■ Action item
Check each line of the data below for the word "shortcut", then extract the ones that have it.

■ Provided entries
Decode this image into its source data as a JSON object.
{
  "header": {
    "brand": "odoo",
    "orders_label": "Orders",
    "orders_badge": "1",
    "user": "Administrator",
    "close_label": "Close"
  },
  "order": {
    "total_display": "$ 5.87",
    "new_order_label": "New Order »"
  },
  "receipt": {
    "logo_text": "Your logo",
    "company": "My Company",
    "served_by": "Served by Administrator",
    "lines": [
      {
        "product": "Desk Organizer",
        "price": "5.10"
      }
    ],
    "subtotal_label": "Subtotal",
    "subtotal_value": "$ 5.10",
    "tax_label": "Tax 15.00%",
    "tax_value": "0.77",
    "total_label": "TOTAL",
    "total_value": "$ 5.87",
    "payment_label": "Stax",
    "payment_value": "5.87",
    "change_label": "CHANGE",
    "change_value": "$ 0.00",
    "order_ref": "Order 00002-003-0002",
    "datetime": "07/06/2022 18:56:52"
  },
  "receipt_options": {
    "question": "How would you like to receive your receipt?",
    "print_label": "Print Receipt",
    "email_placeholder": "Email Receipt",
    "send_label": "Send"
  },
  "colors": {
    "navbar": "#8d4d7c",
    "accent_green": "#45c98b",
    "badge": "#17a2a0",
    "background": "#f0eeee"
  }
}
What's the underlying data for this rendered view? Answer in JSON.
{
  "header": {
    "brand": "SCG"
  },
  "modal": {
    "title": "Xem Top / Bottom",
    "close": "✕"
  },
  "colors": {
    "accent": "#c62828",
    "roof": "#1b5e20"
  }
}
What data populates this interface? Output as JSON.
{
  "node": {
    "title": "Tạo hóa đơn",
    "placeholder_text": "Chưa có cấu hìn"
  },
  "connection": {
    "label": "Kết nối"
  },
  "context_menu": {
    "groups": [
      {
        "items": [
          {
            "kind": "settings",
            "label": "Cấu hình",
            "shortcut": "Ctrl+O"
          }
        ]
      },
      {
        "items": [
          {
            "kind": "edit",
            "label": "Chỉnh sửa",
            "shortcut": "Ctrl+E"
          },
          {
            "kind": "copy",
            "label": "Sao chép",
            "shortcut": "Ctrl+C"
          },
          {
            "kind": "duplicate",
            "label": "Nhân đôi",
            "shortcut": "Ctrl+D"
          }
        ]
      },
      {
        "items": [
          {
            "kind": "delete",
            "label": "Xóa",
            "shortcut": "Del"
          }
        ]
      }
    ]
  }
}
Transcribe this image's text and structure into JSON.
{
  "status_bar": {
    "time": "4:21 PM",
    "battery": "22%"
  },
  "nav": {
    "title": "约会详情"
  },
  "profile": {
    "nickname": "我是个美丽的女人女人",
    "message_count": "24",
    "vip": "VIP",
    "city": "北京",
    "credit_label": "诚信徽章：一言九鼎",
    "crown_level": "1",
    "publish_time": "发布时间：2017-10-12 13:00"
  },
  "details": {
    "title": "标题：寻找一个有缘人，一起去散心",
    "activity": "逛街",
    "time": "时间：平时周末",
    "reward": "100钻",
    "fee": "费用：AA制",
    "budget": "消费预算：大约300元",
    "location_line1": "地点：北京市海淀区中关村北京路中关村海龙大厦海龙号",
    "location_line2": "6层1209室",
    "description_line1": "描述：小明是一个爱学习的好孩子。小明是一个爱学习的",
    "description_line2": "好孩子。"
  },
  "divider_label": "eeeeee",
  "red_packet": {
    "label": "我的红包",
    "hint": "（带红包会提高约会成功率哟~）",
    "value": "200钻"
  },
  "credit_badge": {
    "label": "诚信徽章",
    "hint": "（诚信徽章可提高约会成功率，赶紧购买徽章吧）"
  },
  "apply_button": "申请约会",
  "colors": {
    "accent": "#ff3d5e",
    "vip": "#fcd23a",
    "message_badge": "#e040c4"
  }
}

■ Result of this task
            "shortcut": "Ctrl+O"
            "shortcut": "Ctrl+E"
            "shortcut": "Ctrl+C"
            "shortcut": "Ctrl+D"
            "shortcut": "Del"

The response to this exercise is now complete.